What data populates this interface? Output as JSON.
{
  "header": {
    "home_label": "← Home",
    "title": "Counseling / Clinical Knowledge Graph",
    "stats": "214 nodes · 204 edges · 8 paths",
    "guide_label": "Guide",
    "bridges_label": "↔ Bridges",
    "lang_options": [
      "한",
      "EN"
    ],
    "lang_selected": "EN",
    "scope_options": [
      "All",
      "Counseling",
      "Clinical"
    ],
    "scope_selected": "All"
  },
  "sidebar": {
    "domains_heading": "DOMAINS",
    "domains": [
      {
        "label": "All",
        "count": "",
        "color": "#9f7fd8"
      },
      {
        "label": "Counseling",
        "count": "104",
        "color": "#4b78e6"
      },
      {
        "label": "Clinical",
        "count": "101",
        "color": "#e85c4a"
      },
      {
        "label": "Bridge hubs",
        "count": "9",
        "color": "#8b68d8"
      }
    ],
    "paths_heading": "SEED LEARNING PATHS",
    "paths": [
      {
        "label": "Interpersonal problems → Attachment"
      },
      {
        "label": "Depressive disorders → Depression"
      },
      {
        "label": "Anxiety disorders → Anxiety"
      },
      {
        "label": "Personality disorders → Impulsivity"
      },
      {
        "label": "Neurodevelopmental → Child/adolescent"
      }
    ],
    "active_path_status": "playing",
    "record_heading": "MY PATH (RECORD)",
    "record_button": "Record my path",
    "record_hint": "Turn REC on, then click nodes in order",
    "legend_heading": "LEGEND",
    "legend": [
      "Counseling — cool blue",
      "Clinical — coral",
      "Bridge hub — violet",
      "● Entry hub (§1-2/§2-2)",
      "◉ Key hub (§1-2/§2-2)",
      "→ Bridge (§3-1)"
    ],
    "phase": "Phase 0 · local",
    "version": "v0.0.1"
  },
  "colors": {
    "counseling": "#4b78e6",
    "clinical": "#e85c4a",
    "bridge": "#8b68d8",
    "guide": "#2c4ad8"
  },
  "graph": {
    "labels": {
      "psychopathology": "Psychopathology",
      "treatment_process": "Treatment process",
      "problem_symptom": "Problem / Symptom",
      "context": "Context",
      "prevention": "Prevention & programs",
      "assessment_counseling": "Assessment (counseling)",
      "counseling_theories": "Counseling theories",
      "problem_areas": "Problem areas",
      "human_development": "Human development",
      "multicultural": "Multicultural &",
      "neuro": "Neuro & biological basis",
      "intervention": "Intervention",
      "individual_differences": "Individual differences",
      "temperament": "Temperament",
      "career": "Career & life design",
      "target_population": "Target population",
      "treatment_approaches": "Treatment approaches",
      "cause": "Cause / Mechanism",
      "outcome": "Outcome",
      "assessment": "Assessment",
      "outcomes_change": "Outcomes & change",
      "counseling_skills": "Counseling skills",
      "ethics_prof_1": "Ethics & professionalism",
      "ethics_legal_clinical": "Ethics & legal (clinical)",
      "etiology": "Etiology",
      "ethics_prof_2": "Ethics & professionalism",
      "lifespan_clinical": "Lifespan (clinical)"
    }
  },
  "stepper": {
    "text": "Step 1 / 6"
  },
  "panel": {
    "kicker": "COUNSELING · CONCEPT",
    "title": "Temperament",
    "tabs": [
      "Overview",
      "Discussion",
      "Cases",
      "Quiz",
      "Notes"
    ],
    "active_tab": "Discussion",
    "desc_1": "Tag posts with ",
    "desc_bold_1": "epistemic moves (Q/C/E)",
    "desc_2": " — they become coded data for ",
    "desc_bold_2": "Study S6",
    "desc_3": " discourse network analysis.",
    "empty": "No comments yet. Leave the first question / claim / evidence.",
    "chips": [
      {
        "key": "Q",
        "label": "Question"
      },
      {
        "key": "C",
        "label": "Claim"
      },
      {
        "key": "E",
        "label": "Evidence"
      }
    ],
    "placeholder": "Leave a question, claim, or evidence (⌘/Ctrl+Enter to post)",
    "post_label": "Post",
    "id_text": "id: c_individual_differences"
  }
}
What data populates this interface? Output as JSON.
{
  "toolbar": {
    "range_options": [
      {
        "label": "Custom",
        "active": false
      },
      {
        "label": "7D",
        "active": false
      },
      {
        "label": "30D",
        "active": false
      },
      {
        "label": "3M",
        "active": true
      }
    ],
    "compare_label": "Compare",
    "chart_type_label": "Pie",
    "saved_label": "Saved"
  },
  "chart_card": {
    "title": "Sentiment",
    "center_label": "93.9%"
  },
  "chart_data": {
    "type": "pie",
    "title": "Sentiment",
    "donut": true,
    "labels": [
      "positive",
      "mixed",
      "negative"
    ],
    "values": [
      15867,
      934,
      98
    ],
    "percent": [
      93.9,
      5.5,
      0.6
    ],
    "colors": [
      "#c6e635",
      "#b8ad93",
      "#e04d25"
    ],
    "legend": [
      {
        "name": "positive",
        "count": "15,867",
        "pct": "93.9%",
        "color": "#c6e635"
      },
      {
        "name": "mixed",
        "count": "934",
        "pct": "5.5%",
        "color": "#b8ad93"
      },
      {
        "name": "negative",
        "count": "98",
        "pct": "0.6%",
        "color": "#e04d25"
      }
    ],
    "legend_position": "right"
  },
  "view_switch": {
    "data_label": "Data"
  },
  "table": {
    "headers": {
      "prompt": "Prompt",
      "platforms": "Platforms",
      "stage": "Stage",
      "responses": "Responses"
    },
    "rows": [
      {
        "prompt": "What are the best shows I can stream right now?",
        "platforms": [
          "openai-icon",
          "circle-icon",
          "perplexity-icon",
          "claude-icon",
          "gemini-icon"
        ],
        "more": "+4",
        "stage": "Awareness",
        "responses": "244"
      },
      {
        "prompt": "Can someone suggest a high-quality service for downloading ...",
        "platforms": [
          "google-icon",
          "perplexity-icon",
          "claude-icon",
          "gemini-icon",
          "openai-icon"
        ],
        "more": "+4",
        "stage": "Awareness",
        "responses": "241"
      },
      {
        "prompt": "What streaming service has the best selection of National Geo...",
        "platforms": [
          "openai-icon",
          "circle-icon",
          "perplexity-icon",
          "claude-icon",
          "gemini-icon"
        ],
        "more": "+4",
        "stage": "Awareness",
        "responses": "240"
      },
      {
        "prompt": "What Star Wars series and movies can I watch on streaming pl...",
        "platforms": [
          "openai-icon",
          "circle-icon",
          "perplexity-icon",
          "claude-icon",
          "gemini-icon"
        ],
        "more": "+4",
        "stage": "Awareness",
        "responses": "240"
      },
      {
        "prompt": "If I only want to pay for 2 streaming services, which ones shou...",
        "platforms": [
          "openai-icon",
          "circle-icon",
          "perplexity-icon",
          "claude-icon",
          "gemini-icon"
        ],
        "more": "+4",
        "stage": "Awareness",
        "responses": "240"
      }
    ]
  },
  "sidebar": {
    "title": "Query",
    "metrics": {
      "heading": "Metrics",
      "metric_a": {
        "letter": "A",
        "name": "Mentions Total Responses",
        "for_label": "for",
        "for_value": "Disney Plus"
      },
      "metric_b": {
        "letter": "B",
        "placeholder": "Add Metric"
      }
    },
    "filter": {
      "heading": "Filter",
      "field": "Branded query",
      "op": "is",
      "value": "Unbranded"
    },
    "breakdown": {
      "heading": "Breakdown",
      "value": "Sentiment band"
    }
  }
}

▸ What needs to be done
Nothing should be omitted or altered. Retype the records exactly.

▸ Output of the task
What data populates this interface? Output as JSON.
{
  "header": {
    "home_label": "← Home",
    "title": "Counseling / Clinical Knowledge Graph",
    "stats": "214 nodes · 204 edges · 8 paths",
    "guide_label": "Guide",
    "bridges_label": "↔ Bridges",
    "lang_options": [
      "한",
      "EN"
    ],
    "lang_selected": "EN",
    "scope_options": [
      "All",
      "Counseling",
      "Clinical"
    ],
    "scope_selected": "All"
  },
  "sidebar": {
    "domains_heading": "DOMAINS",
    "domains": [
      {
        "label": "All",
        "count": "",
        "color": "#9f7fd8"
      },
      {
        "label": "Counseling",
        "count": "104",
        "color": "#4b78e6"
      },
      {
        "label": "Clinical",
        "count": "101",
        "color": "#e85c4a"
      },
      {
        "label": "Bridge hubs",
        "count": "9",
        "color": "#8b68d8"
      }
    ],
    "paths_heading": "SEED LEARNING PATHS",
    "paths": [
      {
        "label": "Interpersonal problems → Attachment"
      },
      {
        "label": "Depressive disorders → Depression"
      },
      {
        "label": "Anxiety disorders → Anxiety"
      },
      {
        "label": "Personality disorders → Impulsivity"
      },
      {
        "label": "Neurodevelopmental → Child/adolescent"
      }
    ],
    "active_path_status": "playing",
    "record_heading": "MY PATH (RECORD)",
    "record_button": "Record my path",
    "record_hint": "Turn REC on, then click nodes in order",
    "legend_heading": "LEGEND",
    "legend": [
      "Counseling — cool blue",
      "Clinical — coral",
      "Bridge hub — violet",
      "● Entry hub (§1-2/§2-2)",
      "◉ Key hub (§1-2/§2-2)",
      "→ Bridge (§3-1)"
    ],
    "phase": "Phase 0 · local",
    "version": "v0.0.1"
  },
  "colors": {
    "counseling": "#4b78e6",
    "clinical": "#e85c4a",
    "bridge": "#8b68d8",
    "guide": "#2c4ad8"
  },
  "graph": {
    "labels": {
      "psychopathology": "Psychopathology",
      "treatment_process": "Treatment process",
      "problem_symptom": "Problem / Symptom",
      "context": "Context",
      "prevention": "Prevention & programs",
      "assessment_counseling": "Assessment (counseling)",
      "counseling_theories": "Counseling theories",
      "problem_areas": "Problem areas",
      "human_development": "Human development",
      "multicultural": "Multicultural &",
      "neuro": "Neuro & biological basis",
      "intervention": "Intervention",
      "individual_differences": "Individual differences",
      "temperament": "Temperament",
      "career": "Career & life design",
      "target_population": "Target population",
      "treatment_approaches": "Treatment approaches",
      "cause": "Cause / Mechanism",
      "outcome": "Outcome",
      "assessment": "Assessment",
      "outcomes_change": "Outcomes & change",
      "counseling_skills": "Counseling skills",
      "ethics_prof_1": "Ethics & professionalism",
      "ethics_legal_clinical": "Ethics & legal (clinical)",
      "etiology": "Etiology",
      "ethics_prof_2": "Ethics & professionalism",
      "lifespan_clinical": "Lifespan (clinical)"
    }
  },
  "stepper": {
    "text": "Step 1 / 6"
  },
  "panel": {
    "kicker": "COUNSELING · CONCEPT",
    "title": "Temperament",
    "tabs": [
      "Overview",
      "Discussion",
      "Cases",
      "Quiz",
      "Notes"
    ],
    "active_tab": "Discussion",
    "desc_1": "Tag posts with ",
    "desc_bold_1": "epistemic moves (Q/C/E)",
    "desc_2": " — they become coded data for ",
    "desc_bold_2": "Study S6",
    "desc_3": " discourse network analysis.",
    "empty": "No comments yet. Leave the first question / claim / evidence.",
    "chips": [
      {
        "key": "Q",
        "label": "Question"
      },
      {
        "key": "C",
        "label": "Claim"
      },
      {
        "key": "E",
        "label": "Evidence"
      }
    ],
    "placeholder": "Leave a question, claim, or evidence (⌘/Ctrl+Enter to post)",
    "post_label": "Post",
    "id_text": "id: c_individual_differences"
  }
}
What data populates this interface? Output as JSON.
{
  "toolbar": {
    "range_options": [
      {
        "label": "Custom",
        "active": false
      },
      {
        "label": "7D",
        "active": false
      },
      {
        "label": "30D",
        "active": false
      },
      {
        "label": "3M",
        "active": true
      }
    ],
    "compare_label": "Compare",
    "chart_type_label": "Pie",
    "saved_label": "Saved"
  },
  "chart_card": {
    "title": "Sentiment",
    "center_label": "93.9%"
  },
  "chart_data": {
    "type": "pie",
    "title": "Sentiment",
    "donut": true,
    "labels": [
      "positive",
      "mixed",
      "negative"
    ],
    "values": [
      15867,
      934,
      98
    ],
    "percent": [
      93.9,
      5.5,
      0.6
    ],
    "colors": [
      "#c6e635",
      "#b8ad93",
      "#e04d25"
    ],
    "legend": [
      {
        "name": "positive",
        "count": "15,867",
        "pct": "93.9%",
        "color": "#c6e635"
      },
      {
        "name": "mixed",
        "count": "934",
        "pct": "5.5%",
        "color": "#b8ad93"
      },
      {
        "name": "negative",
        "count": "98",
        "pct": "0.6%",
        "color": "#e04d25"
      }
    ],
    "legend_position": "right"
  },
  "view_switch": {
    "data_label": "Data"
  },
  "table": {
    "headers": {
      "prompt": "Prompt",
      "platforms": "Platforms",
      "stage": "Stage",
      "responses": "Responses"
    },
    "rows": [
      {
        "prompt": "What are the best shows I can stream right now?",
        "platforms": [
          "openai-icon",
          "circle-icon",
          "perplexity-icon",
          "claude-icon",
          "gemini-icon"
        ],
        "more": "+4",
        "stage": "Awareness",
        "responses": "244"
      },
      {
        "prompt": "Can someone suggest a high-quality service for downloading ...",
        "platforms": [
          "google-icon",
          "perplexity-icon",
          "claude-icon",
          "gemini-icon",
          "openai-icon"
        ],
        "more": "+4",
        "stage": "Awareness",
        "responses": "241"
      },
      {
        "prompt": "What streaming service has the best selection of National Geo...",
        "platforms": [
          "openai-icon",
          "circle-icon",
          "perplexity-icon",
          "claude-icon",
          "gemini-icon"
        ],
        "more": "+4",
        "stage": "Awareness",
        "responses": "240"
      },
      {
        "prompt": "What Star Wars series and movies can I watch on streaming pl...",
        "platforms": [
          "openai-icon",
          "circle-icon",
          "perplexity-icon",
          "claude-icon",
          "gemini-icon"
        ],
        "more": "+4",
        "stage": "Awareness",
        "responses": "240"
      },
      {
        "prompt": "If I only want to pay for 2 streaming services, which ones shou...",
        "platforms": [
          "openai-icon",
          "circle-icon",
          "perplexity-icon",
          "claude-icon",
          "gemini-icon"
        ],
        "more": "+4",
        "stage": "Awareness",
        "responses": "240"
      }
    ]
  },
  "sidebar": {
    "title": "Query",
    "metrics": {
      "heading": "Metrics",
      "metric_a": {
        "letter": "A",
        "name": "Mentions Total Responses",
        "for_label": "for",
        "for_value": "Disney Plus"
      },
      "metric_b": {
        "letter": "B",
        "placeholder": "Add Metric"
      }
    },
    "filter": {
      "heading": "Filter",
      "field": "Branded query",
      "op": "is",
      "value": "Unbranded"
    },
    "breakdown": {
      "heading": "Breakdown",
      "value": "Sentiment band"
    }
  }
}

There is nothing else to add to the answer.